I have a large tree of Java Objects in my Desktop Application and am trying to decide on the best way of persisting them as a file to the file system.
Some thoughts I've had were:
Roll my own serializer using DataOutputStream: This would give me the greatest control of what was in the file, but at the cost of micromanaging it.
Straight old Serialization using ObjectOutputStream and its various related classes: I'm not sold on it though since I find the data brittle. Changing any object's structure breaks the serialized instances of it. So I'm locked in to what seems to be a horrible versioning nightmare.
XML Serialization: It's not as brittle, but it's significantly slower that straight out serialization. It can be transformed outside of my program.
JavaDB: I'd considered this since I'm comfortable writing JDBC applications. The difference here is that the database instance would only persist while the file was being opened or saved. It's not pretty but... it does lend itself to migrating to a central server architecture if the need arises later and it introduces the possibility of quering the datamodel in a simpler way.
I'm curious to see what other people think. And I'm hoping that I've missed some obvious, and simpler approach than the ones above.
Here are some more options culled from the answers below:

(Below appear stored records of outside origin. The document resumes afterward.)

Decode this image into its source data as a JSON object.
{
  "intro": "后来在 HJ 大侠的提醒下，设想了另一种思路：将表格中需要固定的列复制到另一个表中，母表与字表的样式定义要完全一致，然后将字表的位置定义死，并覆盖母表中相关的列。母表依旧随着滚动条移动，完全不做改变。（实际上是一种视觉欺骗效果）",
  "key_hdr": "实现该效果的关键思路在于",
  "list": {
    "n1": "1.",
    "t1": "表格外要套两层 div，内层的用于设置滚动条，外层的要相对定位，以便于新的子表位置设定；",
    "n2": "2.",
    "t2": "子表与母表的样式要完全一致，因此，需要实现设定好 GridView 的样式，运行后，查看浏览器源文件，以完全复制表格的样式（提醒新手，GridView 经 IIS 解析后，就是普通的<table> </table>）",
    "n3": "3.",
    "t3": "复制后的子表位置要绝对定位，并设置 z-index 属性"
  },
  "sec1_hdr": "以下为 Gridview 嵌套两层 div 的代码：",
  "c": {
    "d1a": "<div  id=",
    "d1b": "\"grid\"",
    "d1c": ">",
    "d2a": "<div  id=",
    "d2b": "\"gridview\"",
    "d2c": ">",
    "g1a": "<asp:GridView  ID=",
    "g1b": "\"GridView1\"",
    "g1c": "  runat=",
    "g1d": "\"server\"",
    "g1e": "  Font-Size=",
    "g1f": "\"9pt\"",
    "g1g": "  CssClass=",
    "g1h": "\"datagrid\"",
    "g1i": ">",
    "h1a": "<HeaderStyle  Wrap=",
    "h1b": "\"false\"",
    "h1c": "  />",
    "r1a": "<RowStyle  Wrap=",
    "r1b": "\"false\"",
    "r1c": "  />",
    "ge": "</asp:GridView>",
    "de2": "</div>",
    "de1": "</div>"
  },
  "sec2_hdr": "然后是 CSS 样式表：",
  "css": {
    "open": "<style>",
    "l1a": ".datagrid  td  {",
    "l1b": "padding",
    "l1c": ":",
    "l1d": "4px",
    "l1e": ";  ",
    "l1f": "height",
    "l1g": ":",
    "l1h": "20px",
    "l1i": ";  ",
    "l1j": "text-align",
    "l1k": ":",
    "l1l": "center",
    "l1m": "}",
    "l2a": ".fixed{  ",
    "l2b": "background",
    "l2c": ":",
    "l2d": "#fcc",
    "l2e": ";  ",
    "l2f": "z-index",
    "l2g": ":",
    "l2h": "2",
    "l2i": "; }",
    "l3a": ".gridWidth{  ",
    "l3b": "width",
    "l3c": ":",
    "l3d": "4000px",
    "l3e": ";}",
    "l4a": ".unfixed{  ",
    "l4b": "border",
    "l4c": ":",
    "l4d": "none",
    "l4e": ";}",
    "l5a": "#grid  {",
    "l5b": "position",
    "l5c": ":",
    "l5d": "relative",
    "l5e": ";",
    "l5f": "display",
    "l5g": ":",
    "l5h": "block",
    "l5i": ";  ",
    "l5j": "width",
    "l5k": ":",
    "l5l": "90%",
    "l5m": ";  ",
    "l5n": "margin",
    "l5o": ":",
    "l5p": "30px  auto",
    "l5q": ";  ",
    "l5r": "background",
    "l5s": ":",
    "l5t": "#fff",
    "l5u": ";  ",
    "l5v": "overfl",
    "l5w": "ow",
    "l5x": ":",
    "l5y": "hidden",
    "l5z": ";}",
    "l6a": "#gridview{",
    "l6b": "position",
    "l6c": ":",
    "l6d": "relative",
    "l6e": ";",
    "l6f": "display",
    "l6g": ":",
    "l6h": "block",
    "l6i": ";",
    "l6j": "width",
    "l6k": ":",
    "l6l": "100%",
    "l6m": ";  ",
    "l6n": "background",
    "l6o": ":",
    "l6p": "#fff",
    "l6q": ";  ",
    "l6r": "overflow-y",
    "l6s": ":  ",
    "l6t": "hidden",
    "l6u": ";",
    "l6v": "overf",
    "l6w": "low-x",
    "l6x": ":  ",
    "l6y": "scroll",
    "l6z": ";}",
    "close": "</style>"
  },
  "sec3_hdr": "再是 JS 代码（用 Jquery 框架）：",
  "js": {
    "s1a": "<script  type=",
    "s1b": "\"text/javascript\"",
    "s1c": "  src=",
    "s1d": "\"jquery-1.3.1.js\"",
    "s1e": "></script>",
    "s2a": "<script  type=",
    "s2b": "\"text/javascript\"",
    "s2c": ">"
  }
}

- An Object Database - Has significantly less infrastructure than ORM approaches and performs faster than an XML approach. thanks aku